• Assignment: Every line of the data below should be retyped exactly, with no images carried over.

• The records:
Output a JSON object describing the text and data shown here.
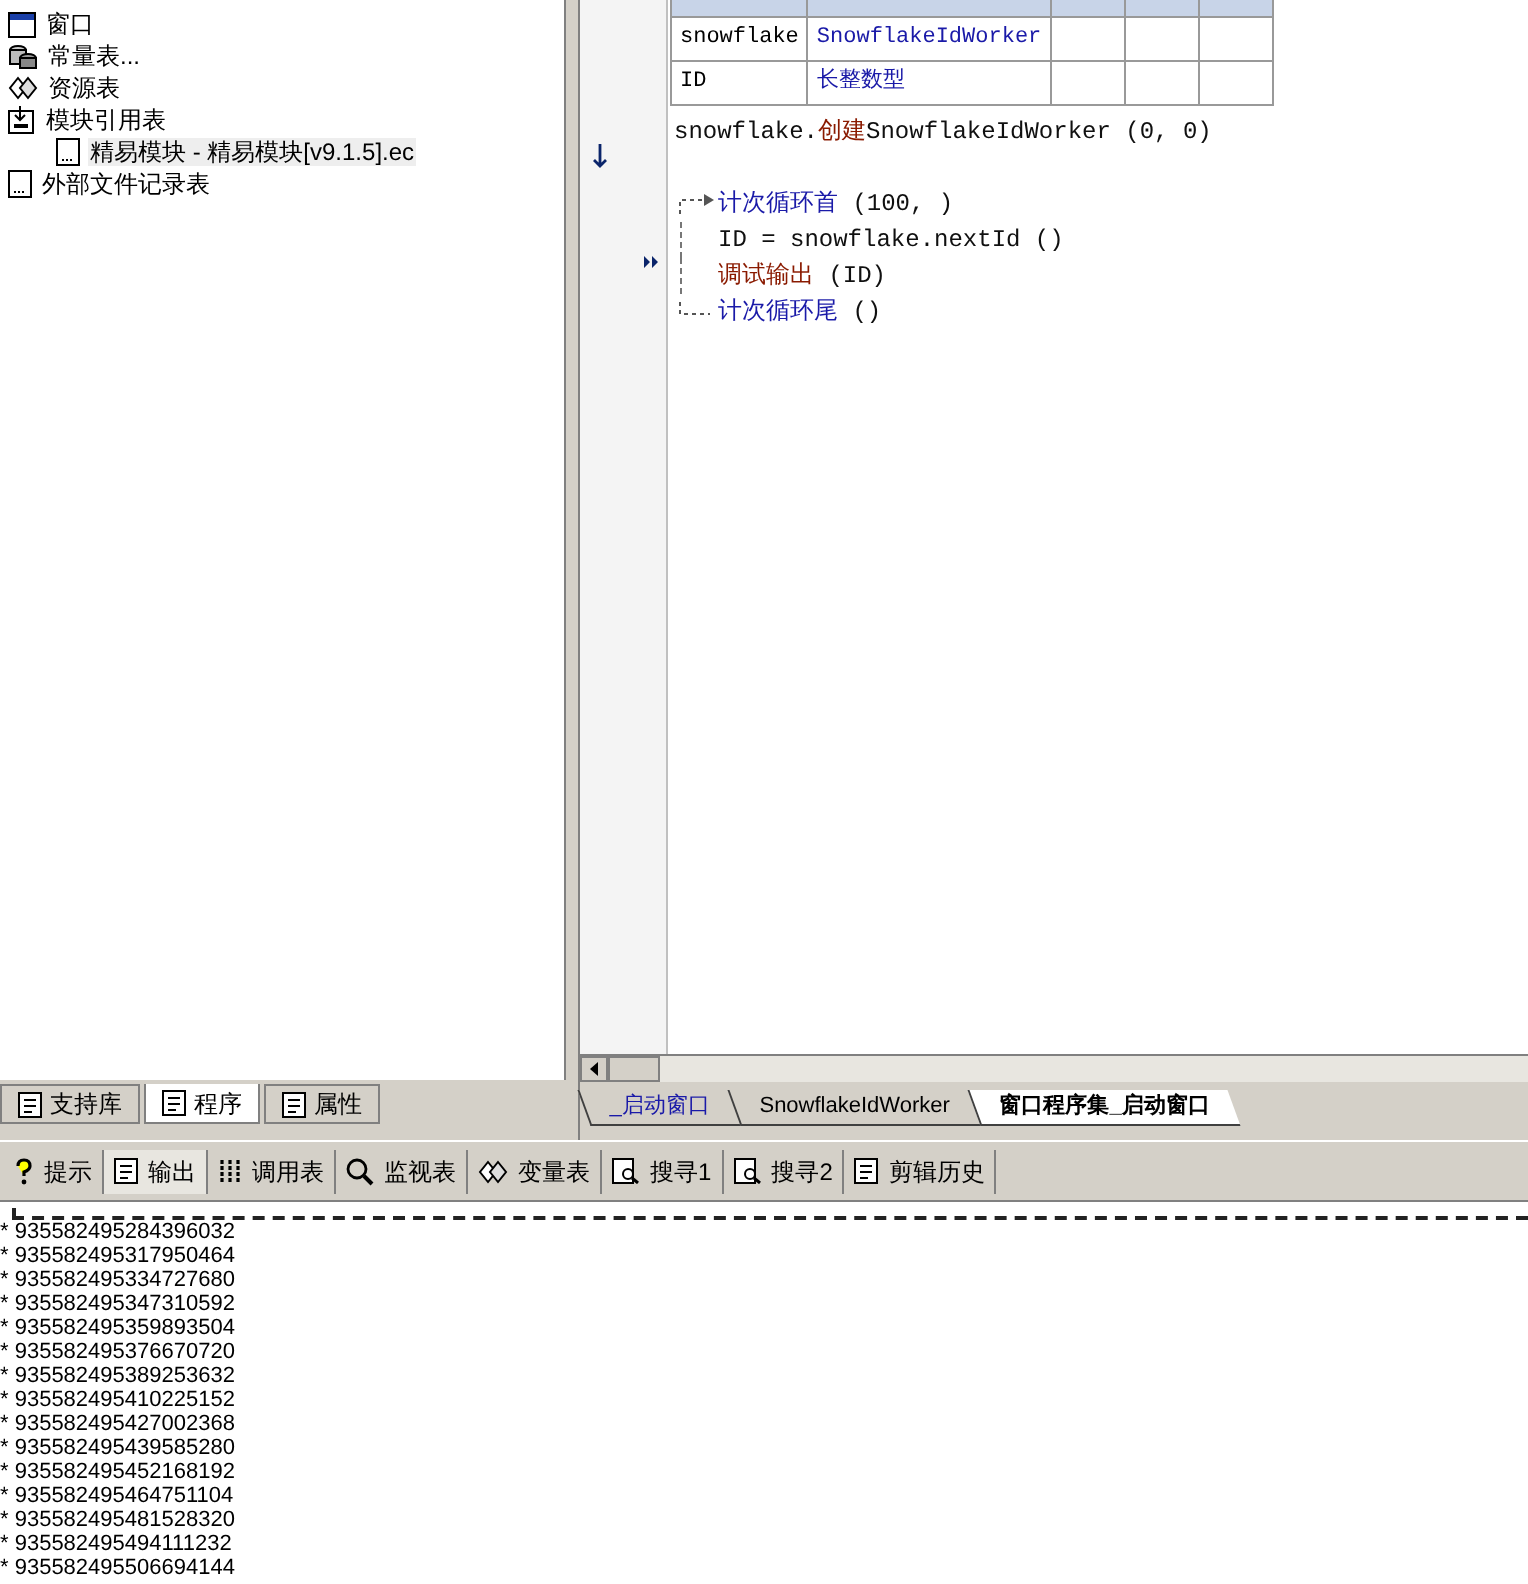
{
  "tree": [
    {
      "label": "窗口",
      "kind": "window"
    },
    {
      "label": "常量表...",
      "kind": "db"
    },
    {
      "label": "资源表",
      "kind": "res"
    },
    {
      "label": "模块引用表",
      "kind": "module",
      "children": [
        {
          "label": "精易模块 - 精易模块[v9.1.5].ec",
          "kind": "file",
          "selected": true
        }
      ]
    },
    {
      "label": "外部文件记录表",
      "kind": "file"
    }
  ],
  "left_tabs": [
    {
      "label": "支持库",
      "selected": false
    },
    {
      "label": "程序",
      "selected": true
    },
    {
      "label": "属性",
      "selected": false
    }
  ],
  "variables": [
    {
      "name": "snowflake",
      "type": "SnowflakeIdWorker"
    },
    {
      "name": "ID",
      "type": "长整数型"
    }
  ],
  "code": [
    {
      "kind": "plain",
      "segments": [
        {
          "text": "snowflake.",
          "kind": "plain"
        },
        {
          "text": "创建",
          "kind": "method"
        },
        {
          "text": "SnowflakeIdWorker (0, 0)",
          "kind": "plain"
        }
      ]
    },
    {
      "kind": "blank"
    },
    {
      "kind": "loop-start",
      "segments": [
        {
          "text": "计次循环首",
          "kind": "keyword"
        },
        {
          "text": " (100, )",
          "kind": "plain"
        }
      ]
    },
    {
      "kind": "loop-body",
      "segments": [
        {
          "text": "ID = snowflake.nextId ()",
          "kind": "plain"
        }
      ]
    },
    {
      "kind": "loop-body",
      "segments": [
        {
          "text": "调试输出",
          "kind": "method"
        },
        {
          "text": " (ID)",
          "kind": "plain"
        }
      ]
    },
    {
      "kind": "loop-end",
      "segments": [
        {
          "text": "计次循环尾",
          "kind": "keyword"
        },
        {
          "text": " ()",
          "kind": "plain"
        }
      ]
    }
  ],
  "editor_tabs": [
    {
      "label": "_启动窗口",
      "selected": false
    },
    {
      "label": "SnowflakeIdWorker",
      "selected": false
    },
    {
      "label": "窗口程序集_启动窗口",
      "selected": true
    }
  ],
  "bottom_tabs": [
    {
      "label": "提示",
      "kind": "hint",
      "selected": false
    },
    {
      "label": "输出",
      "kind": "doc",
      "selected": true
    },
    {
      "label": "调用表",
      "kind": "grid",
      "selected": false
    },
    {
      "label": "监视表",
      "kind": "search",
      "selected": false
    },
    {
      "label": "变量表",
      "kind": "res",
      "selected": false
    },
    {
      "label": "搜寻1",
      "kind": "find",
      "selected": false
    },
    {
      "label": "搜寻2",
      "kind": "find",
      "selected": false
    },
    {
      "label": "剪辑历史",
      "kind": "doc",
      "selected": false
    }
  ],
  "output": [
    "* 935582495284396032",
    "* 935582495317950464",
    "* 935582495334727680",
    "* 935582495347310592",
    "* 935582495359893504",
    "* 935582495376670720",
    "* 935582495389253632",
    "* 935582495410225152",
    "* 935582495427002368",
    "* 935582495439585280",
    "* 935582495452168192",
    "* 935582495464751104",
    "* 935582495481528320",
    "* 935582495494111232",
    "* 935582495506694144"
  ]
}
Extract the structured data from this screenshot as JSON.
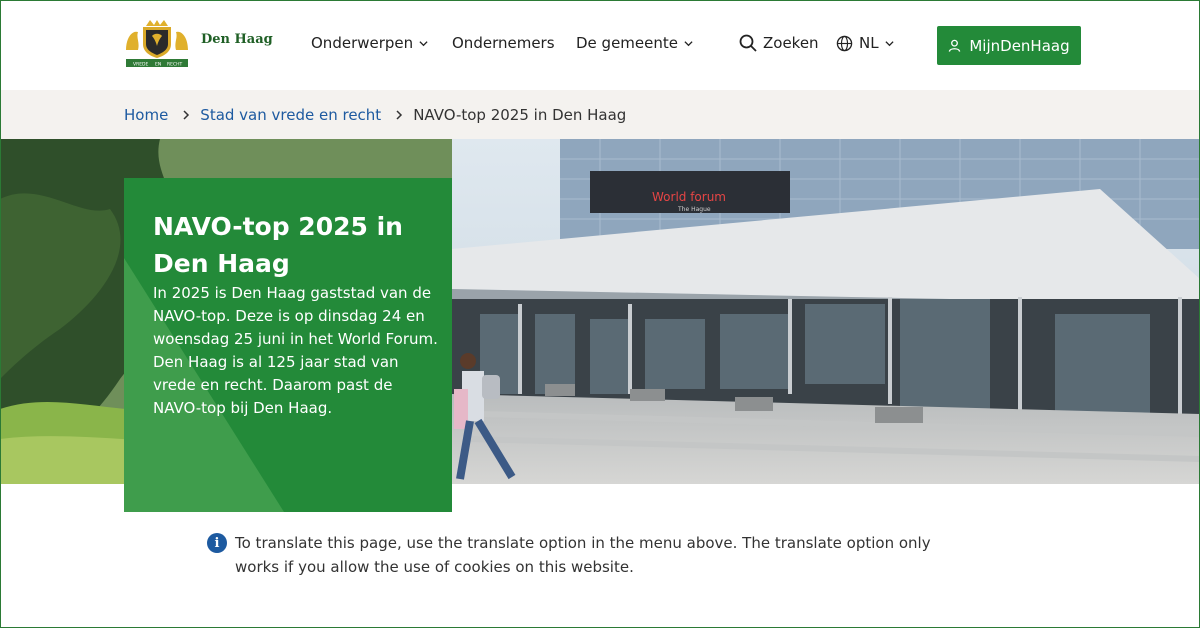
{
  "header": {
    "logo_text": "Den Haag",
    "logo_motto_left": "VREDE",
    "logo_motto_mid": "EN",
    "logo_motto_right": "RECHT",
    "nav": {
      "onderwerpen": "Onderwerpen",
      "ondernemers": "Ondernemers",
      "gemeente": "De gemeente",
      "zoeken": "Zoeken",
      "language": "NL"
    },
    "account_button": "MijnDenHaag"
  },
  "breadcrumb": {
    "items": [
      "Home",
      "Stad van vrede en recht"
    ],
    "current": "NAVO-top 2025 in Den Haag"
  },
  "hero": {
    "title": "NAVO-top 2025 in Den Haag",
    "text": "In 2025 is Den Haag gaststad van de NAVO-top. Deze is op dinsdag 24 en woensdag 25 juni in het World Forum. Den Haag is al 125 jaar stad van vrede en recht. Daarom past de NAVO-top bij Den Haag.",
    "building_sign": "World forum",
    "building_sign_sub": "The Hague"
  },
  "notice": {
    "icon": "info-icon",
    "text": "To translate this page, use the translate option in the menu above. The translate option only works if you allow the use of cookies on this website."
  },
  "colors": {
    "brand_green": "#238a39",
    "link_blue": "#1d5aa0",
    "breadcrumb_bg": "#f4f2ef"
  }
}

• Solution to this problem:
Output a JSON object describing the text and data shown here.
{
  "tree": [
    {
      "label": "窗口",
      "kind": "window"
    },
    {
      "label": "常量表...",
      "kind": "db"
    },
    {
      "label": "资源表",
      "kind": "res"
    },
    {
      "label": "模块引用表",
      "kind": "module",
      "children": [
        {
          "label": "精易模块 - 精易模块[v9.1.5].ec",
          "kind": "file",
          "selected": true
        }
      ]
    },
    {
      "label": "外部文件记录表",
      "kind": "file"
    }
  ],
  "left_tabs": [
    {
      "label": "支持库",
      "selected": false
    },
    {
      "label": "程序",
      "selected": true
    },
    {
      "label": "属性",
      "selected": false
    }
  ],
  "variables": [
    {
      "name": "snowflake",
      "type": "SnowflakeIdWorker"
    },
    {
      "name": "ID",
      "type": "长整数型"
    }
  ],
  "code": [
    {
      "kind": "plain",
      "segments": [
        {
          "text": "snowflake.",
          "kind": "plain"
        },
        {
          "text": "创建",
          "kind": "method"
        },
        {
          "text": "SnowflakeIdWorker (0, 0)",
          "kind": "plain"
        }
      ]
    },
    {
      "kind": "blank"
    },
    {
      "kind": "loop-start",
      "segments": [
        {
          "text": "计次循环首",
          "kind": "keyword"
        },
        {
          "text": " (100, )",
          "kind": "plain"
        }
      ]
    },
    {
      "kind": "loop-body",
      "segments": [
        {
          "text": "ID = snowflake.nextId ()",
          "kind": "plain"
        }
      ]
    },
    {
      "kind": "loop-body",
      "segments": [
        {
          "text": "调试输出",
          "kind": "method"
        },
        {
          "text": " (ID)",
          "kind": "plain"
        }
      ]
    },
    {
      "kind": "loop-end",
      "segments": [
        {
          "text": "计次循环尾",
          "kind": "keyword"
        },
        {
          "text": " ()",
          "kind": "plain"
        }
      ]
    }
  ],
  "editor_tabs": [
    {
      "label": "_启动窗口",
      "selected": false
    },
    {
      "label": "SnowflakeIdWorker",
      "selected": false
    },
    {
      "label": "窗口程序集_启动窗口",
      "selected": true
    }
  ],
  "bottom_tabs": [
    {
      "label": "提示",
      "kind": "hint",
      "selected": false
    },
    {
      "label": "输出",
      "kind": "doc",
      "selected": true
    },
    {
      "label": "调用表",
      "kind": "grid",
      "selected": false
    },
    {
      "label": "监视表",
      "kind": "search",
      "selected": false
    },
    {
      "label": "变量表",
      "kind": "res",
      "selected": false
    },
    {
      "label": "搜寻1",
      "kind": "find",
      "selected": false
    },
    {
      "label": "搜寻2",
      "kind": "find",
      "selected": false
    },
    {
      "label": "剪辑历史",
      "kind": "doc",
      "selected": false
    }
  ],
  "output": [
    "* 935582495284396032",
    "* 935582495317950464",
    "* 935582495334727680",
    "* 935582495347310592",
    "* 935582495359893504",
    "* 935582495376670720",
    "* 935582495389253632",
    "* 935582495410225152",
    "* 935582495427002368",
    "* 935582495439585280",
    "* 935582495452168192",
    "* 935582495464751104",
    "* 935582495481528320",
    "* 935582495494111232",
    "* 935582495506694144"
  ]
}
Extract the structured data from this screenshot as JSON.
{
  "header": {
    "logo_text": "Den Haag",
    "logo_motto_left": "VREDE",
    "logo_motto_mid": "EN",
    "logo_motto_right": "RECHT",
    "nav": {
      "onderwerpen": "Onderwerpen",
      "ondernemers": "Ondernemers",
      "gemeente": "De gemeente",
      "zoeken": "Zoeken",
      "language": "NL"
    },
    "account_button": "MijnDenHaag"
  },
  "breadcrumb": {
    "items": [
      "Home",
      "Stad van vrede en recht"
    ],
    "current": "NAVO-top 2025 in Den Haag"
  },
  "hero": {
    "title": "NAVO-top 2025 in Den Haag",
    "text": "In 2025 is Den Haag gaststad van de NAVO-top. Deze is op dinsdag 24 en woensdag 25 juni in het World Forum. Den Haag is al 125 jaar stad van vrede en recht. Daarom past de NAVO-top bij Den Haag.",
    "building_sign": "World forum",
    "building_sign_sub": "The Hague"
  },
  "notice": {
    "icon": "info-icon",
    "text": "To translate this page, use the translate option in the menu above. The translate option only works if you allow the use of cookies on this website."
  },
  "colors": {
    "brand_green": "#238a39",
    "link_blue": "#1d5aa0",
    "breadcrumb_bg": "#f4f2ef"
  }
}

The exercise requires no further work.